Building a strong brand is critical to business growth and success. Protecting your brand is equally important. Yet, many small businesses skip the important first step in securing their brand with a federal trademark.
What Is A Trademark?
A trademark is any unique word, symbol, name or device used to identify and distinguish the goods of one seller from the goods of another. Think McDonald’s and the Golden Arches or the Adidas Three Stripes. A trademark allows the seller to protect it’s products or services from use and/or misuse by competitors while building brand loyalty and identity with customers. Trademarks also help prevent confusion or manipulation of consumers, who come to associate distinct attributes like quality and consistency with a distinct brand.
What Can Be Trademarked?
The following are business assets that can be trademarked: Business Name, logos, slogans, tag lines and packaging. However. a word or phrase that’s commonly used or already connected with another product or service in the same industry or category cannot be trademarked. For example, a generic term like “computer” can’t be trademarked, but a unique name, like Lenovo, can be. However, if your name is generic but used in an industry not typically related to the meaning of the term, you may be able to trademark it. A good example would be Dominoe’s Pizza.
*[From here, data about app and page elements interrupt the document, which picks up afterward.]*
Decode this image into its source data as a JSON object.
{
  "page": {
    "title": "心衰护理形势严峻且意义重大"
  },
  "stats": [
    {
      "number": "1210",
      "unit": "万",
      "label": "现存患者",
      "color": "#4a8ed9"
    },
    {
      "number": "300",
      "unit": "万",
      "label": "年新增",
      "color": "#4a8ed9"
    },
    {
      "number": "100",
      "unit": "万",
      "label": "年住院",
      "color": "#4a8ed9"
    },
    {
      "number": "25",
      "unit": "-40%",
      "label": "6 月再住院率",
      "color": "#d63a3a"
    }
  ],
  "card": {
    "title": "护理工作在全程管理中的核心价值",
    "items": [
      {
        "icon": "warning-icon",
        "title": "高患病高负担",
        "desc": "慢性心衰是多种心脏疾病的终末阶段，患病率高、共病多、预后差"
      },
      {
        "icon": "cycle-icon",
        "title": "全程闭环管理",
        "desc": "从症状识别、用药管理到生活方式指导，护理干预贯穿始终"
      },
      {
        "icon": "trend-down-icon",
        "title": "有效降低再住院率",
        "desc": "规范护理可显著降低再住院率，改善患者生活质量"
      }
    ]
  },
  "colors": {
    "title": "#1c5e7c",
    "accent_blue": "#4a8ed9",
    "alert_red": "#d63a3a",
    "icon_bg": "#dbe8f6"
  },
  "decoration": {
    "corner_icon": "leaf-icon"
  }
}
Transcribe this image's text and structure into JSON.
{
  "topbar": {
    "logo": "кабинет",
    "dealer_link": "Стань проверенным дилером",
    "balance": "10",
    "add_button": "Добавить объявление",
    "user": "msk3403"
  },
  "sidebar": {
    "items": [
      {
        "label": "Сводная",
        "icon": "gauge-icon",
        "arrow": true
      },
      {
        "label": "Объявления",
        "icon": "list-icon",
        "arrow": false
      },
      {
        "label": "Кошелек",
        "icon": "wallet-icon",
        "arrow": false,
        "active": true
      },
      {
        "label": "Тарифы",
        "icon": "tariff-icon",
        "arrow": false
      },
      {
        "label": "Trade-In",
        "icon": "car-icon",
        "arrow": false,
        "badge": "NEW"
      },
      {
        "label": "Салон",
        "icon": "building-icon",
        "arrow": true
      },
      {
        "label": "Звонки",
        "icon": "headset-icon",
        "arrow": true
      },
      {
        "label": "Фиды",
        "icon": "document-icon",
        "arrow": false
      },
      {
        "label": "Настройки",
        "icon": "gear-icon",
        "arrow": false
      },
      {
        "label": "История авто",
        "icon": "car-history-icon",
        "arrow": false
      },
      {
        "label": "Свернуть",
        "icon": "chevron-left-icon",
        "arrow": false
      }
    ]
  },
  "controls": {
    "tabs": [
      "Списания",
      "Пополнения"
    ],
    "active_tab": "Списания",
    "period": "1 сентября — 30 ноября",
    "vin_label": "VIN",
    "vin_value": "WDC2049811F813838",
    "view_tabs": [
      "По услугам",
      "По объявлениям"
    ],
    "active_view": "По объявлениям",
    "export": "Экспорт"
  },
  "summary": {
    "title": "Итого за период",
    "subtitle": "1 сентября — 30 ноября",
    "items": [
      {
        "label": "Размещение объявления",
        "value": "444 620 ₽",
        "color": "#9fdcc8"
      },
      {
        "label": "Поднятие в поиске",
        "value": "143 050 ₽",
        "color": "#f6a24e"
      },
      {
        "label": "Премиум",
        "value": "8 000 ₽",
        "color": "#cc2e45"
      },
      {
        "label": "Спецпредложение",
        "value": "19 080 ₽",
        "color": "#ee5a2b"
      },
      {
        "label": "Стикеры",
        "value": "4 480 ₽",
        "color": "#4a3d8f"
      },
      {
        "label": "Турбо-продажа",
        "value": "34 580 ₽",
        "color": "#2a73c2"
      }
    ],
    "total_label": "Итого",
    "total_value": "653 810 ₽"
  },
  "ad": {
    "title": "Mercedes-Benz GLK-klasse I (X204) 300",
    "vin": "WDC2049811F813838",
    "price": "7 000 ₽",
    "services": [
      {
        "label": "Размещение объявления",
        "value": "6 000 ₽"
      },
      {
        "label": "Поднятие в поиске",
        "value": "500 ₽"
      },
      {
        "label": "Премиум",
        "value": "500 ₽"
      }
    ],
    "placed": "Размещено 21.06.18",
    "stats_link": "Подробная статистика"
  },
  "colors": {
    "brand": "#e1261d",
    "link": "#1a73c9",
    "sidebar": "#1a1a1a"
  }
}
Associating pizza with a word typically referencing a game makes it less generic and gives it protection.
What Is The Trademark Process?
In the United States, whoever establishes priority in a mark is usually considered the owner of it. In other words, if you’re the first company to use a unique mark to identify your products or services, you don’t need to register your mark to gain rights to it. However, in order to get exclusive rights and ownership and be able to stop third parties from use without your permission, you must register your mark through the U.S. Patent and Trademark Office.
It’s best to seek an attorney who specializes in intellectual property law to ensure that your meet all the requirements to protect your brand. Trademarks can be registered at the state or federal level. State registrations are typically less expensive, but also offer less protection. Filing a federal trademark application with USPTO, ensures that your brand is protected nation-wide. This process can take months. Do your research, because if your mark is considered confusingly similar to another registered mark, your application will be refused.
The more different and unique your brand is from others, the easier it’ll be to register and protect. At Anitria Stevenson Law PLLC, we provide our clients with a comprehensive search upfront to determine the level of risk clients may face when trying to register their marks. We also provide guidance and representation throughout the entire process.
To inquire about the process of trademarking your brand, visit Anitria Stevenson Law
Or email email@example.com and get started with building and protecting you legacy.